In addition, I would like to offer my sincere condolences to the families of the victims who lost their precious lives through the Great East Japan Earthquake and the Fukushima Daiichi Nuclear Disaster on 11th March 2011, through the Hiroshima Landslide Disaster on 20th August 2014. Meanwhile, my deepest sympathies go to those people who are still forced to lead inconvenient lives long after the disasters.

On 6th August 1945, the center of Hiroshima City was burnt to the ground by an atomic bomb. Most of the forerunners of Hiroshima University were located within 1 to 4 kms from the epicenter which was the center of Hiroshima City. As a result, most of the Hiroshima University forerunner buildings collapsed with catastrophic damage, while many students or pupils, the teaching staff as well as overseas students from South East Asia fell victim to the bomb.

Last year, more than 70 years after that fateful bombing, Hiroshima attracted the world’s attention again, albeit for a positive reason: President Obama, as the first sitting American president in history, visited the Hiroshima Peace Memorial Park, where he made a floral tribute and sent out a plea for a nuclear-free world.

On 7th July 2017, the Treaty on the Prohibition of Nuclear Weapons, which is the first of its kind to outlaw the development, use, and possession of nuclear weapons, was adopted by the approval votes of 122 countries/regions in the meeting at a United Nations conference. Unfortunately, nuclear-weapons states such as U.S.A., and Japan (perhaps, in the light of some national security reasons), they both stayed out of the negotiations. However, I think it was the first step towards realizing the wishes of many people including those of the victims of the atomic bomb.

Since I was appointed as the President of Hiroshima University, I have been aiming to cultivate “peace-pursuing, cultured individuals with an international mindset and a challenging spirit.” In the modern world in which we live, where regional conflicts and acts of terrorism are not uncommon, I strongly believe that the slogan above can be taken as a given mission as well as responsibilities for Hiroshima University, whose founding principle is “a single unified university, free and pursuing peace.” It is my sincere wish that each member of Hiroshima University's alumni takes a leadership stance, moving towards the realization of world peace. Also in April this year, we drew up a new long-term vision, in which the new philosophy of peace science was drawn up as “Science for Sustainable Development,” declaring at home and abroad to realize a diversified, free, and peaceful global society.

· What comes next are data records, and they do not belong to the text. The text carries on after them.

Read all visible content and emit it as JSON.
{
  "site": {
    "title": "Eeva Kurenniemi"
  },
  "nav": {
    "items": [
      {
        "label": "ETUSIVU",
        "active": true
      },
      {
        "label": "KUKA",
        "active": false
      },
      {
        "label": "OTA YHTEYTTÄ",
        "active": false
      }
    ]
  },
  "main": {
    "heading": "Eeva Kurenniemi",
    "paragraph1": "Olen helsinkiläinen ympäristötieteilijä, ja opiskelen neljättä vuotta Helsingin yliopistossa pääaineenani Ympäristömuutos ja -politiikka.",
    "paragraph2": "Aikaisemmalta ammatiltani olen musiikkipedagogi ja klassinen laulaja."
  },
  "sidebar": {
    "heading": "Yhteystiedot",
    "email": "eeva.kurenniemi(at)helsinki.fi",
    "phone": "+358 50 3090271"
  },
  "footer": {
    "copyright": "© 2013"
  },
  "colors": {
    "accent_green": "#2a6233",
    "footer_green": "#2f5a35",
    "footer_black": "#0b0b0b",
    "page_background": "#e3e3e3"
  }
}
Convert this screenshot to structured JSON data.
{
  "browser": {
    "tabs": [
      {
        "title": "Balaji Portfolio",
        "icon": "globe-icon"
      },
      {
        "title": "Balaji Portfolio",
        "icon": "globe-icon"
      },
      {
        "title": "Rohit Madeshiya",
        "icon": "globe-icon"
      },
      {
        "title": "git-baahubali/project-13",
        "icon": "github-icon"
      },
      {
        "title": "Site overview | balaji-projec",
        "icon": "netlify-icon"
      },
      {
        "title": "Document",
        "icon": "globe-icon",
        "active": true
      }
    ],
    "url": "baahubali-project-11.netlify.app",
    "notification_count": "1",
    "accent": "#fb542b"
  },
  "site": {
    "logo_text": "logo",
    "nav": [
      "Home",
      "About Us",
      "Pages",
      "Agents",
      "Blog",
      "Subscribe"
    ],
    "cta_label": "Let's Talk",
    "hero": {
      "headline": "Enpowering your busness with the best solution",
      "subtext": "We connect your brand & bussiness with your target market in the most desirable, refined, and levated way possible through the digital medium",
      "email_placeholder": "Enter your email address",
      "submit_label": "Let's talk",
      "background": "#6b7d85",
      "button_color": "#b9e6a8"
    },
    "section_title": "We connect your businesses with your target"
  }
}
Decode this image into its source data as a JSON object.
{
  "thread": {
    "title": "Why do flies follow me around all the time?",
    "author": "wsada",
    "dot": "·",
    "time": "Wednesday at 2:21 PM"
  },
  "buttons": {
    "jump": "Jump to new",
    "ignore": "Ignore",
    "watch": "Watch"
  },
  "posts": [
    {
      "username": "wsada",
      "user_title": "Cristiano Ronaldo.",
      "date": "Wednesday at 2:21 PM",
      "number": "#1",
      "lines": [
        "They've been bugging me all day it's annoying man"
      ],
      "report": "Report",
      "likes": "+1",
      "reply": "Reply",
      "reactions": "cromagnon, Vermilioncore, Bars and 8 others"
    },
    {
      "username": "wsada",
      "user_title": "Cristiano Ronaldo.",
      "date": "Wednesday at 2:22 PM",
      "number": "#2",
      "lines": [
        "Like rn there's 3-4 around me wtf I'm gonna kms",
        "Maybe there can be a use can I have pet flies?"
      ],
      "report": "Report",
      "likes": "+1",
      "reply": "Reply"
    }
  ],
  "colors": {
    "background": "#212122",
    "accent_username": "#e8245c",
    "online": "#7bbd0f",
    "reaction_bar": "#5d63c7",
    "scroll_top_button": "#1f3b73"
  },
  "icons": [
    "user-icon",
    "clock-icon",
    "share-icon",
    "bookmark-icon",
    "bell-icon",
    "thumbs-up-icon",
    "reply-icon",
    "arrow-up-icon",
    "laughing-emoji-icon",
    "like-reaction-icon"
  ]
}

It has been about a year since the Higashi-Senda Innovative Research Center first opened as an education hub for students of all ages at the Higashi Senda Campus, which is the birthplace of  Hiroshima University. The site for the Center was once occupied by the forerunner institutions of Hiroshima University, including Hiroshima University of Literature and Science, and Hiroshima Higher Normal School. Following the memorial service today, there will be a lecture presentation by Ms. Izumi Nakamitsu, the Under-Secretary-General and High Representative for Disarmament Affairs UN. In addition, there will be an unveiling ceremony of a dove objet praying for peace. As President, I feel deeply moved about the Innovative Research Center’s development.

This year, 22 of the atomic bomb victims' ashes are to be enshrined in the Hiroshima Peace Park cenotaph. May the departed souls of the 1,952 victims' ashes, including the aforementioned 22, rest in peace, and may the bereaved families find some peace and consolation.

I would like to offer a tribute to the memory of the deceased by swearing an oath that administrative and faculty members, students and alumni of Hiroshima University are all determined to make a concerted and increased effort to build a peaceful society for all human beings through the university’s education and research, as well as through its contributions to society.

6th August Heisei 29 (2017) 
Mitsuo Ochi
President of Hiroshima University